## WHAT THE TASK ASKS
Pull every line that holds the word "structured" from the entries.
----------
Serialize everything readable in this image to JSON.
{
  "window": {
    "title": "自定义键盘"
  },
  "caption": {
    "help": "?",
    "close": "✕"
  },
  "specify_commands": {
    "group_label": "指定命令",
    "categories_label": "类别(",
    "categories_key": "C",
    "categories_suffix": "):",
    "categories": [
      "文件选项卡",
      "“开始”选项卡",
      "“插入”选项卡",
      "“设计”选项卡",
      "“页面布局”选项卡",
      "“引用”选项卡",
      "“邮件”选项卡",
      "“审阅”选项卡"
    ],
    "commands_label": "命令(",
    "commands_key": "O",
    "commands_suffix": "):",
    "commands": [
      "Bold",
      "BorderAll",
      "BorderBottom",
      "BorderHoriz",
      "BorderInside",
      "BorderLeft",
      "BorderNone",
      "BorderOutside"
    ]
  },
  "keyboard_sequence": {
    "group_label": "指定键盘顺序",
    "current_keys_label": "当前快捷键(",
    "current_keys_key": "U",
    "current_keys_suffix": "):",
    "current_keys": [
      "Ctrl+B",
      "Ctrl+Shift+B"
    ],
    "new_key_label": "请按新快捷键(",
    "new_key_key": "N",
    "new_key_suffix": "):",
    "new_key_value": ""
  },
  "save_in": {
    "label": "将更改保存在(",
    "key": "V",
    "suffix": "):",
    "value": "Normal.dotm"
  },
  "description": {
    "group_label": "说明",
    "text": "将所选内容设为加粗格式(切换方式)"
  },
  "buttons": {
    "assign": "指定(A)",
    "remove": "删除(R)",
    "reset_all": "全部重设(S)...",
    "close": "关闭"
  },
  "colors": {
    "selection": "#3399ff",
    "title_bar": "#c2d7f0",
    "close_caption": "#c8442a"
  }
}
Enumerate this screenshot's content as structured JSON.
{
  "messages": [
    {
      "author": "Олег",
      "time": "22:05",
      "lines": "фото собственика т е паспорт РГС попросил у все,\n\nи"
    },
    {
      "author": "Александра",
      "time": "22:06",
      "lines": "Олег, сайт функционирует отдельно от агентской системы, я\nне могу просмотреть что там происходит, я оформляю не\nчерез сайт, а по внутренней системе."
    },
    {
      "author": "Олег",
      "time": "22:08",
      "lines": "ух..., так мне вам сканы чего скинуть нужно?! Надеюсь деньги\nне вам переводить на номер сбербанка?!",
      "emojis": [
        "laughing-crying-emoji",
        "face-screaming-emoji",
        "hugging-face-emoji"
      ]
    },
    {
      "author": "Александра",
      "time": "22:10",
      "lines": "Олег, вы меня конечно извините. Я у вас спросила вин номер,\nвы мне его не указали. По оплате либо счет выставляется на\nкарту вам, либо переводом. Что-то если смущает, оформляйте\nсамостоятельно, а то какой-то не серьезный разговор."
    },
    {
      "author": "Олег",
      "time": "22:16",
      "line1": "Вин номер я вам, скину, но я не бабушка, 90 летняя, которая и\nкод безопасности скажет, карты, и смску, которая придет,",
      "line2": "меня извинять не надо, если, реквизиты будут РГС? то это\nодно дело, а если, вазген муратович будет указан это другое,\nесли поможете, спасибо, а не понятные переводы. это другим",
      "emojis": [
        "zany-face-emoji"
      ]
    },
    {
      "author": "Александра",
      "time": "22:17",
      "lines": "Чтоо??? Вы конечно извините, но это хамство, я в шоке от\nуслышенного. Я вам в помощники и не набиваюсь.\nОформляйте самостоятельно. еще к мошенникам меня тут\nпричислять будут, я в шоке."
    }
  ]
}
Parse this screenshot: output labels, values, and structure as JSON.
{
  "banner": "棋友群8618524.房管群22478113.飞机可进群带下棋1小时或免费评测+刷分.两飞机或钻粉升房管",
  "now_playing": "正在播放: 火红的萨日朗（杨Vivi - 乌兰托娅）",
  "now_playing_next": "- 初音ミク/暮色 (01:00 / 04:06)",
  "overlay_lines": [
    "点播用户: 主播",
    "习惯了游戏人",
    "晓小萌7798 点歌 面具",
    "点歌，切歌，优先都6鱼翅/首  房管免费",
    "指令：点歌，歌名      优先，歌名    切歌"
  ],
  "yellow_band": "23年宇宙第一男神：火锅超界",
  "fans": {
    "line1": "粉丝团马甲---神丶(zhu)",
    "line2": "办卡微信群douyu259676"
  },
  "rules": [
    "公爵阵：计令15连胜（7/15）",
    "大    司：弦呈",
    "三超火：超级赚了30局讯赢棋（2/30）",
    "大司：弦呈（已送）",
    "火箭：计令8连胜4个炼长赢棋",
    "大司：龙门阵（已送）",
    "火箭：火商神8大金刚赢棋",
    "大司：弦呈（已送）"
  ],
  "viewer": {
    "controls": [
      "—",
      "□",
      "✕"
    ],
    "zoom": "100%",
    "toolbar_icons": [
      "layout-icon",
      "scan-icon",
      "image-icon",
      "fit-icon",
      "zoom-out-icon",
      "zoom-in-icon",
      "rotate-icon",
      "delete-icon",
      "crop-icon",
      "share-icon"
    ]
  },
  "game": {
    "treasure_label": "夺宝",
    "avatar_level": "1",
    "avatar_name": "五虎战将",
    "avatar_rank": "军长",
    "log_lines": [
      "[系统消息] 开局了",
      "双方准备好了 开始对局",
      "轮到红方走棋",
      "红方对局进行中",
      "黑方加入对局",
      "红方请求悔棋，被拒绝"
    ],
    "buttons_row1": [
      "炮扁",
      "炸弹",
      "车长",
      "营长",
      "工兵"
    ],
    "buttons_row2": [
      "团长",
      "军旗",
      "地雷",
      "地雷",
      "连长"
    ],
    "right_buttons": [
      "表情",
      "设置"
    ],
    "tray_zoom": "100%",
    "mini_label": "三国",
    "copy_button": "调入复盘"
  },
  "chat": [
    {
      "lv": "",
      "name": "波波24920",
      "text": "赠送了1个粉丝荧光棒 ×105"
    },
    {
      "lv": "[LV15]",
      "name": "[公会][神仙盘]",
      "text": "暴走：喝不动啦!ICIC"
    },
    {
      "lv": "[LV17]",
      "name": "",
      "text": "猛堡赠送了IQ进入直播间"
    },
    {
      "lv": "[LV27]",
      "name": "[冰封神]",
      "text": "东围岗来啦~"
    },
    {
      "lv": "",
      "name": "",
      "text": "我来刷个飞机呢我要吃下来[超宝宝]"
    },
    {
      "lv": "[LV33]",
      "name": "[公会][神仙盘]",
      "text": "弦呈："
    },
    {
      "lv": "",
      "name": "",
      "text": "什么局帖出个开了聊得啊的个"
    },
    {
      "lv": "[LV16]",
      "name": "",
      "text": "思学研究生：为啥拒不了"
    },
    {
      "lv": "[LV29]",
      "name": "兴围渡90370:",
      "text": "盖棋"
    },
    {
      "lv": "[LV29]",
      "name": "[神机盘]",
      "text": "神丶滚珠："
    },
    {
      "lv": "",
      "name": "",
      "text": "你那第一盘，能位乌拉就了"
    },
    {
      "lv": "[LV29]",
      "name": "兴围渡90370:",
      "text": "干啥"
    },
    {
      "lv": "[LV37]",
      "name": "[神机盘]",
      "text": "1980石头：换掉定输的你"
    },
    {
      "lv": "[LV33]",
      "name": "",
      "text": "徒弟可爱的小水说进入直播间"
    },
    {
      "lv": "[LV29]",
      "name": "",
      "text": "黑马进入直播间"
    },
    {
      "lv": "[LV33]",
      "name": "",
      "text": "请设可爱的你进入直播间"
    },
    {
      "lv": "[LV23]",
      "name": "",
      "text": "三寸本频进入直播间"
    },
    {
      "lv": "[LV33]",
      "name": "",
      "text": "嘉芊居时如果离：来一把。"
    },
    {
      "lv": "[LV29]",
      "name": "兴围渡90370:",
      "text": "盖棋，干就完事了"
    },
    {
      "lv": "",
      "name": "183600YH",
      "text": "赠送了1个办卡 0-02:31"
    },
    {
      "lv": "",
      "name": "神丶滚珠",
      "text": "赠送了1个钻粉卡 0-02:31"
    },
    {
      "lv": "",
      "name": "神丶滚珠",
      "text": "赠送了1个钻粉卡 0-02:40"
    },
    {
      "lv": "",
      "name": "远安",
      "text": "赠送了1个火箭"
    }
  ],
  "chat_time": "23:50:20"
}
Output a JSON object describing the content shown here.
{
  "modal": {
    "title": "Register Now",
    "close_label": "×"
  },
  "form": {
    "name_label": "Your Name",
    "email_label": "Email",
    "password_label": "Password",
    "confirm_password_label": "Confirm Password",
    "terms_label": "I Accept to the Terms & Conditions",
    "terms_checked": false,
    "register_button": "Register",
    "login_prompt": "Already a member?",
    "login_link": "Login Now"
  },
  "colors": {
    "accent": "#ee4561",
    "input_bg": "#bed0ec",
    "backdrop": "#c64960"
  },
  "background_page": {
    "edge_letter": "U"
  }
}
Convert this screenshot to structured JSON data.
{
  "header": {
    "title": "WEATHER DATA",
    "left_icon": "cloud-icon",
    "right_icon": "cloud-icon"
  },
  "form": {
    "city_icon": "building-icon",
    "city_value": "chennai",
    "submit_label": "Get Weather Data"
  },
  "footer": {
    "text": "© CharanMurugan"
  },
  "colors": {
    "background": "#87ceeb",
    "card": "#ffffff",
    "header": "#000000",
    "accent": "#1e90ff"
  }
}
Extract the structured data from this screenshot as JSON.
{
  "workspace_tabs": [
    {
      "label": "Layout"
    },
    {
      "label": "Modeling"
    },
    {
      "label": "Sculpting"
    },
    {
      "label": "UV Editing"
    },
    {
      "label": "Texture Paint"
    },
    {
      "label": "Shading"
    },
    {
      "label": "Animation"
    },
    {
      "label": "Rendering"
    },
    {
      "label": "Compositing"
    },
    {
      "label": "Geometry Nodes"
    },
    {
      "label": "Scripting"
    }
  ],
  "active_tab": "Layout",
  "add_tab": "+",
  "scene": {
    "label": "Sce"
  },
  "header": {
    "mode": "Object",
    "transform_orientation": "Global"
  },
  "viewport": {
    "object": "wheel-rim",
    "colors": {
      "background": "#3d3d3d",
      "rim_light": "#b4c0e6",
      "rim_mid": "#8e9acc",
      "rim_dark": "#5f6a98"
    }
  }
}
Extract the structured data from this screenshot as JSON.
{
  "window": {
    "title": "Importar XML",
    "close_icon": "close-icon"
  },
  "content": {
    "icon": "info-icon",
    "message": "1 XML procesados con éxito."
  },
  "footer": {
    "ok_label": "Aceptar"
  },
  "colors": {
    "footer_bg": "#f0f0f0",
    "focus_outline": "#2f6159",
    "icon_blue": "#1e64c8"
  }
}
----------
## REPLY TO THE EXERCISE
Enumerate this screenshot's content as structured JSON.
Convert this screenshot to structured JSON data.
Extract the structured data from this screenshot as JSON.
Extract the structured data from this screenshot as JSON.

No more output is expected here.